740.0011 Stettinius Mission/3–1944

Memorandum by the Division of Southern European Affairs9

As an Axis satellite Hungary not only participated in the Nazi attack on Russia, but declared war on the United States and other United Nations, and accepted the German invitation to occupy substantial territories belonging to Czechoslovakia and Yugoslavia. In addition, of course, Hungary profited from the Vienna award of 194010 by which Nazi Germany and Fascist Italy required Rumania to give up a large share of Transylvania.

Although the Hungarians argue that they could not have done otherwise, they now see their mistake. They want to get out of the war and have for months now been trying to get their soldiers home from the front. The Germans are suspicious and dissatisfied with Hungary’s attitude, but so far have not occupied the country.

The Hungarians now say that Hungary is not an enemy of the United States or Great Britain and will not offer resistance to Anglo-American troops, that the Hungarian Government adheres to the Atlantic Charter11 and trusts the wisdom and motives of the American and British Governments and that the present Hungarian attitude is [Page 851] serving the Allied cause in many respects, but that the whole nation will rise to defend itself against Russian attack. They can not, they say, accede to unconditional surrender terms, as that would in effect mean giving themselves over to the Russians.

As in the case of the other small Axis nations, the particular problems in connection with Hungary are, first, to find a means of getting that country out of the war and, second, to determine how much we (and the British) shall have to say in Hungarian affairs. Our instrumentalities for resolving the first are dependent upon the answer found for the second. We believe that the British and ourselves should accept definite responsibilities for ensuring to these countries an application of the principles for which we profess to be waging this war against Nazism.

Although Hungarian claims to territory now occupied in Yugoslavia and Czechoslovakia presumably will not be entertained, at least until Hungarian forces are withdrawn from the areas disputed, the question of Transylvania (see memorandum on Rumania12) may be difficult to evade in case the Russians put it forward in connection with their claim to Bessarabia and Northern Bucovina13 or the Hungarians and Rumanians should use it as a cause for armed conflict.
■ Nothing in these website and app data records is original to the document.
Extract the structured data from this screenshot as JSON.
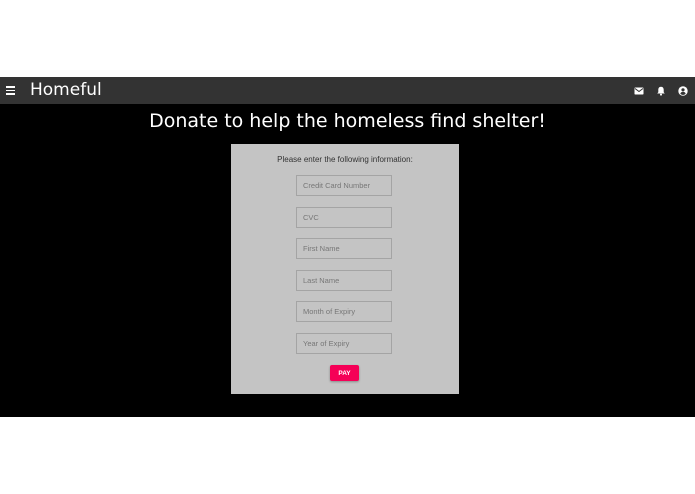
{
  "app": {
    "title": "Homeful"
  },
  "appbar": {
    "menu_icon": "hamburger-menu-icon",
    "actions": [
      "mail-icon",
      "bell-icon",
      "account-circle-icon"
    ]
  },
  "page": {
    "headline": "Donate to help the homeless find shelter!"
  },
  "form": {
    "prompt": "Please enter the following information:",
    "fields": {
      "card_number": {
        "placeholder": "Credit Card Number",
        "value": ""
      },
      "cvc": {
        "placeholder": "CVC",
        "value": ""
      },
      "first_name": {
        "placeholder": "First Name",
        "value": ""
      },
      "last_name": {
        "placeholder": "Last Name",
        "value": ""
      },
      "expiry_month": {
        "placeholder": "Month of Expiry",
        "value": ""
      },
      "expiry_year": {
        "placeholder": "Year of Expiry",
        "value": ""
      }
    },
    "pay_label": "PAY"
  },
  "colors": {
    "appbar": "#333333",
    "content_background": "#000000",
    "card": "#c4c4c4",
    "accent": "#f50057"
  }
}
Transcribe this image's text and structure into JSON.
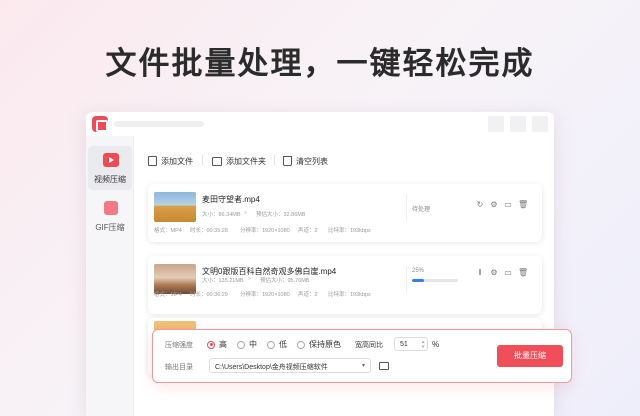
{
  "headline": "文件批量处理，一键轻松完成",
  "sidebar": {
    "items": [
      {
        "label": "视频压缩"
      },
      {
        "label": "GIF压缩"
      }
    ]
  },
  "toolbar": {
    "add_file": "添加文件",
    "add_folder": "添加文件夹",
    "clear_list": "清空列表"
  },
  "files": [
    {
      "name": "麦田守望者.mp4",
      "size": "大小：86.34MB",
      "est_size": "预估大小：32.86MB",
      "format": "格式：MP4",
      "duration": "时长：00:35:28",
      "resolution": "分辨率：1920×1080",
      "channels": "声道：2",
      "bitrate": "比特率：193kbps",
      "status": "待处理"
    },
    {
      "name": "文明0跟版百科自然奇观多佛白崖.mp4",
      "size": "大小：135.21MB",
      "est_size": "预估大小：95.76MB",
      "format": "格式：MP4",
      "duration": "时长：00:36:29",
      "resolution": "分辨率：1920×1080",
      "channels": "声道：2",
      "bitrate": "比特率：193kbps",
      "status": "25%",
      "progress": 0.25
    }
  ],
  "settings": {
    "strength_label": "压缩强度",
    "options": [
      "高",
      "中",
      "低",
      "保持原色"
    ],
    "selected": "高",
    "ratio_label": "宽高同比",
    "ratio_value": "51",
    "ratio_unit": "%",
    "output_label": "输出目录",
    "output_path": "C:\\Users\\Desktop\\金舟视频压缩软件",
    "batch_button": "批量压缩"
  },
  "colors": {
    "accent": "#f04f59",
    "progress": "#3a7bf0"
  }
}
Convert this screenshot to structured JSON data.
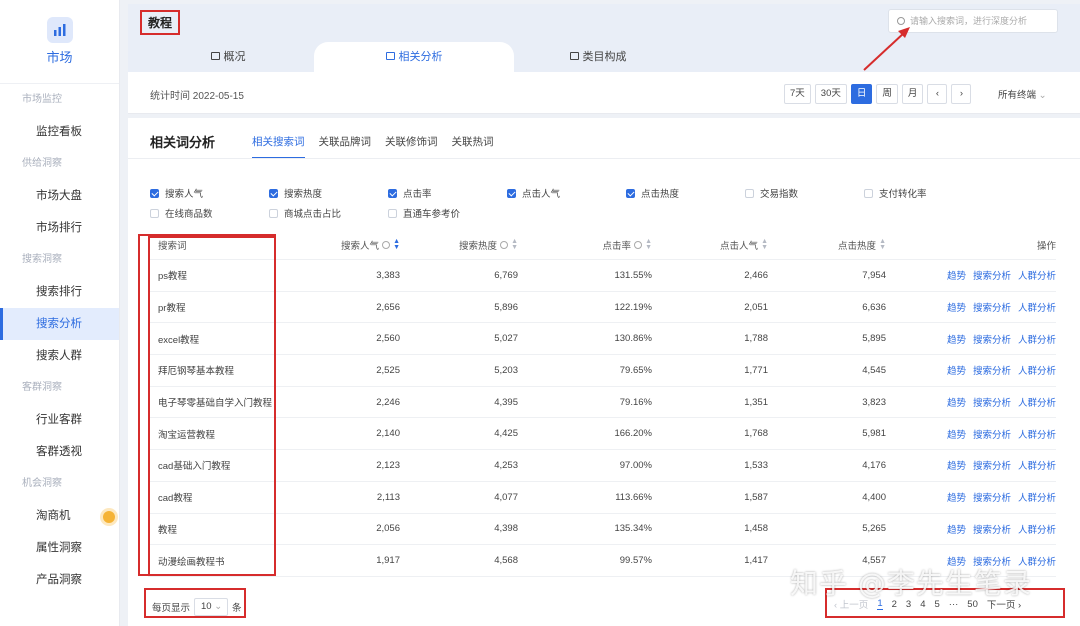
{
  "sidebar": {
    "logo_label": "市场",
    "sections": [
      {
        "group": "市场监控",
        "items": [
          "监控看板"
        ]
      },
      {
        "group": "供给洞察",
        "items": [
          "市场大盘",
          "市场排行"
        ]
      },
      {
        "group": "搜索洞察",
        "items": [
          "搜索排行",
          "搜索分析",
          "搜索人群"
        ]
      },
      {
        "group": "客群洞察",
        "items": [
          "行业客群",
          "客群透视"
        ]
      },
      {
        "group": "机会洞察",
        "items": [
          "淘商机",
          "属性洞察",
          "产品洞察"
        ]
      }
    ],
    "active_item": "搜索分析"
  },
  "header": {
    "crumb": "教程",
    "search_placeholder": "请输入搜索词，进行深度分析",
    "tabs": [
      "概况",
      "相关分析",
      "类目构成"
    ],
    "active_tab": "相关分析"
  },
  "toolbar": {
    "stat_time": "统计时间 2022-05-15",
    "ranges": [
      "7天",
      "30天",
      "日",
      "周",
      "月"
    ],
    "active_range": "日",
    "prev": "‹",
    "next": "›",
    "terminal": "所有终端"
  },
  "panel": {
    "title": "相关词分析",
    "subtabs": [
      "相关搜索词",
      "关联品牌词",
      "关联修饰词",
      "关联热词"
    ],
    "active_subtab": "相关搜索词"
  },
  "metrics": [
    {
      "label": "搜索人气",
      "checked": true
    },
    {
      "label": "搜索热度",
      "checked": true
    },
    {
      "label": "点击率",
      "checked": true
    },
    {
      "label": "点击人气",
      "checked": true
    },
    {
      "label": "点击热度",
      "checked": true
    },
    {
      "label": "交易指数",
      "checked": false
    },
    {
      "label": "支付转化率",
      "checked": false
    },
    {
      "label": "在线商品数",
      "checked": false
    },
    {
      "label": "商城点击占比",
      "checked": false
    },
    {
      "label": "直通车参考价",
      "checked": false
    }
  ],
  "table": {
    "columns": [
      "搜索词",
      "搜索人气",
      "搜索热度",
      "点击率",
      "点击人气",
      "点击热度",
      "操作"
    ],
    "actions": [
      "趋势",
      "搜索分析",
      "人群分析"
    ],
    "rows": [
      [
        "ps教程",
        "3,383",
        "6,769",
        "131.55%",
        "2,466",
        "7,954"
      ],
      [
        "pr教程",
        "2,656",
        "5,896",
        "122.19%",
        "2,051",
        "6,636"
      ],
      [
        "excel教程",
        "2,560",
        "5,027",
        "130.86%",
        "1,788",
        "5,895"
      ],
      [
        "拜厄钢琴基本教程",
        "2,525",
        "5,203",
        "79.65%",
        "1,771",
        "4,545"
      ],
      [
        "电子琴零基础自学入门教程",
        "2,246",
        "4,395",
        "79.16%",
        "1,351",
        "3,823"
      ],
      [
        "淘宝运营教程",
        "2,140",
        "4,425",
        "166.20%",
        "1,768",
        "5,981"
      ],
      [
        "cad基础入门教程",
        "2,123",
        "4,253",
        "97.00%",
        "1,533",
        "4,176"
      ],
      [
        "cad教程",
        "2,113",
        "4,077",
        "113.66%",
        "1,587",
        "4,400"
      ],
      [
        "教程",
        "2,056",
        "4,398",
        "135.34%",
        "1,458",
        "5,265"
      ],
      [
        "动漫绘画教程书",
        "1,917",
        "4,568",
        "99.57%",
        "1,417",
        "4,557"
      ]
    ]
  },
  "footer": {
    "page_size_prefix": "每页显示",
    "page_size": "10",
    "page_size_suffix": "条",
    "prev_page": "‹ 上一页",
    "pages": [
      "1",
      "2",
      "3",
      "4",
      "5",
      "···",
      "50"
    ],
    "current_page": "1",
    "next_page": "下一页 ›"
  },
  "watermark": "知乎 @李先生笔录",
  "colors": {
    "accent": "#2d6ce0",
    "annotation_red": "#d62c2c",
    "sidebar_dot": "#f5b335"
  }
}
We are not well informed as to the British view on this subject, but our own studies have pointed to the conclusion that Hungarian troops should be required to withdraw from that part of Transylvania occupied on the basis of the Vienna Diktat of 1940 and that probably some form of autonomy for the entire Transylvanian area may prove to be the solution best suited to serve the interest of international security and of future collaboration and peaceful relations among the Danubian states.

  1. Prepared for Under Secretary of State Edward R. Stettinius, Jr., in connection with his departure for London for discussions with members of the British Government, held April 7–29. For a report on this mission, see pp. 1 ff.
  2. Signed August 30, 1940; see Documents on German Foreign Policy, 1918–1945, series D, vol. x (Washington, Government Printing Office, 1957), p. 581. See also telegrams 3826, August 30, 1940, from Berlin, and 509, September 6, 1940, from Bucharest, Foreign Relations, 1940, vol. i, pp. 501 and 505, respectively.
  3. Joint statement by President Roosevelt and British Prime Minister Winston S. Churchill, August 14, 1941; for text, see ibid., 1941, vol i, p. 367.
  4. Dated March 1944, vol. iv , section under Rumania entitled “Negotiations leading to signing of armistice with Rumania …”
  5. For activities of the Soviet Union and seizure of Bessarabia and Northern Bukovina, see Foreign Relations, 1940, vol. i, pp. 444 ff.